Posted August 31, 2017
The Gulf Coast area impacted by Hurricane-Tropical Storm Harvey faces a long recovery road, with thousands displaced and so many neighborhoods and workplaces inaccessible due to floodwaters. Humanitarian relief efforts are under way, but there’s much work to be done. While Americans across the country are concerned about the human toll left by Harvey, we’re particularly mindful of thousands of colleagues in the natural gas and oil industry who work and live in affected areas.
In that light, it’s a glimmer of good news that a few of the refineries forced to shut down because of the storm are starting the complex process of restarting – six as of Thursday morning, according to the U.S. Energy Department, with a combined capacity of more than 1.2 million barrels per day or about 4.2 percent of total U.S. refining capacity.
API President and CEO Jack Gerard talked about impacts to Gulf Coast refineries and the restart process in an interview with CNBC:
“These are large, sophisticated, high-tech complexes, and so they do it in phases. And as they graduate from phase to the next, it typically takes a few days to do so. And they do that out of an abundance of caution. Some of these have had severe flooding, but they need to make sure the supply chain is there. … We need to make sure we’re able to move the product, to receive the [crude oil] necessary to process, to refine.”
So, it’s a start. Getting a refinery back online isn’t like flipping on a light switch. The process is complex, and requires a series of careful steps to protect refinery workers, communities and the environment. Industry’s goal is to keep the marketplace well-supplied while ensuring the highest level of safety. Let’s take a closer look at the refinery restarting process:
- Preparation – Thanks to advanced weather forecasting, refinery managers generally can prepare for the protection of equipment, shut down safely and pre-position process units to enable a safer and more efficient restart once a facility becomes accessible and damage assessments can be made.
- Access – Personnel need the ability to access the refinery, both from a security and transportation perspective.
- Assessment – Equipment, tanks, instrumentation and control systems, pressure relief devices and other systems are checked for damage.

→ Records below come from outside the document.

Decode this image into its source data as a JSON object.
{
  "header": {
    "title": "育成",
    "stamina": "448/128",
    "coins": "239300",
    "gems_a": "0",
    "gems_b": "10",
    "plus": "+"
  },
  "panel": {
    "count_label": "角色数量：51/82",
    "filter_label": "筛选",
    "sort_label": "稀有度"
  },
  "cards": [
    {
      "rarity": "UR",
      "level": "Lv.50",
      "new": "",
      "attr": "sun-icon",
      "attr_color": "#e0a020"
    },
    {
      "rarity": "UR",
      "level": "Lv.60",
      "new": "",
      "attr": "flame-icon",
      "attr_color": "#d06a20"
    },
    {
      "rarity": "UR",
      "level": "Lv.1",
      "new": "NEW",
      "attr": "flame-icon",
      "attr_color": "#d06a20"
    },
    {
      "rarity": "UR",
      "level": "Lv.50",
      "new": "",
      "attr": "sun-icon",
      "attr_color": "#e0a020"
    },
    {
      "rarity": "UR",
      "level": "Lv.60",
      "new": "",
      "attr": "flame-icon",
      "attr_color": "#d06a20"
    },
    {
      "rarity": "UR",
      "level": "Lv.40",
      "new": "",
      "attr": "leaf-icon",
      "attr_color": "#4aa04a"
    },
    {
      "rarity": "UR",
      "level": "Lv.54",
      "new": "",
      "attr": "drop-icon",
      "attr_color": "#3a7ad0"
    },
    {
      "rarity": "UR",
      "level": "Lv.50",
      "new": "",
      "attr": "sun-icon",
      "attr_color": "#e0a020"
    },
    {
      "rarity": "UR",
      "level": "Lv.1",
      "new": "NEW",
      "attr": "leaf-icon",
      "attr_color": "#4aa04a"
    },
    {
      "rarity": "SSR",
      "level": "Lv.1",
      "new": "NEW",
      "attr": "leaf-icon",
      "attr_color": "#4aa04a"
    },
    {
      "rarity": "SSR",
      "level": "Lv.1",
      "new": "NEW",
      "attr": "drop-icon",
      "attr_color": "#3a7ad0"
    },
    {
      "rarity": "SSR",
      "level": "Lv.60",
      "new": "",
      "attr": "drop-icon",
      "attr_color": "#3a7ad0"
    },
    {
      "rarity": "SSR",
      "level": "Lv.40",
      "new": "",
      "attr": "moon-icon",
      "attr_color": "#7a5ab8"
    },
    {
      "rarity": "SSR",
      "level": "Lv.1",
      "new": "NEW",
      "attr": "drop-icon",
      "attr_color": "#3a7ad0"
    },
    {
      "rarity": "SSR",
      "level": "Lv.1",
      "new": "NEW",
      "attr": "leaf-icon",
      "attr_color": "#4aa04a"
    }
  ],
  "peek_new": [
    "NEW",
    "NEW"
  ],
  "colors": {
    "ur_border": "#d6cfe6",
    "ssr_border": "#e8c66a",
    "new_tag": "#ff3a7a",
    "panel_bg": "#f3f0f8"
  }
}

- Personnel – Restarting a refinery is dependent on the availability of properly trained personnel to inspect the facility and to make repairs, if needed.
- Resources – Before a refinery can be restarted, there must be crude oil available for processing and electricity to run the plant. Some refineries have cogeneration capabilities to generate their own electricity, but often it isn’t enough to fully operate the plant. Natural gas must be available to power heaters and furnaces, water for cooling the process units and steam for pumps, compressors and turbines to generate electricity. Instrumentation, electric motors and other equipment that’s especially sensitive to water damage must be checked and, if necessary, repaired or replaced.
- Procedures – Before restarting a refinery process unit, sites will follow a series of robust procedures. This includes conducting a thorough pre-restart safety review and using appropriate “management of change” processes, among other steps.
- Safety and Environment – Flares and other pressure relief devices are used to safely eliminate excess gases and manage equipment pressure to keep operations safe and stable. If flaring is needed, it is conducted in a controlled manner in accordance with federal and state environmental regulations and may be covered by the refinery’s operating permit.
The Gulf Coast refinery sector – like the rest of the Gulf Coast impacted by Harvey – has a ways to go to recover. Refineries were shut down to help ensure safety. Bringing them back online is done in a staged, methodical manner to maintain safety.
Again, the long-range goal is restoring a significant piece of the United States’ refining sector. In the past, big-weather events such as Harvey that have led to refinery shutdowns have affected fuel prices in the short term. But, nationwide, our energy infrastructure system is large, geographically diverse and integrated into the larger global market. Current inventories of crude oil and refined products are relatively high, and these supplies may help offset storm-related supply disruptions to both. While issues could arise if infrastructure constraints restrict access in certain regions, these national inventories may help offset supply disruptions caused by the storm.
Some of the other things we’re reading about Hurricane-Tropical Storm Harvey:
- Trump May Seek Harvey Recovery Aid Next Week
- Shell CEO Doesn’t See Major Impact on U.S. Oil Output From Harvey
- Katrina Survivors in Houston Face Another Storm
ABOUT THE AUTHOR
Mark Green joined API after a career in newspaper journalism, including 16 years as national editorial writer for The Oklahoman in the paper’s Washington bureau. Mark also was a reporter, copy editor and sports editor. He earned his journalism degree from the University of Oklahoma and master’s in journalism and public affairs from American University. He and his wife Pamela live in Occoquan, Va., where they enjoy their four grandchildren.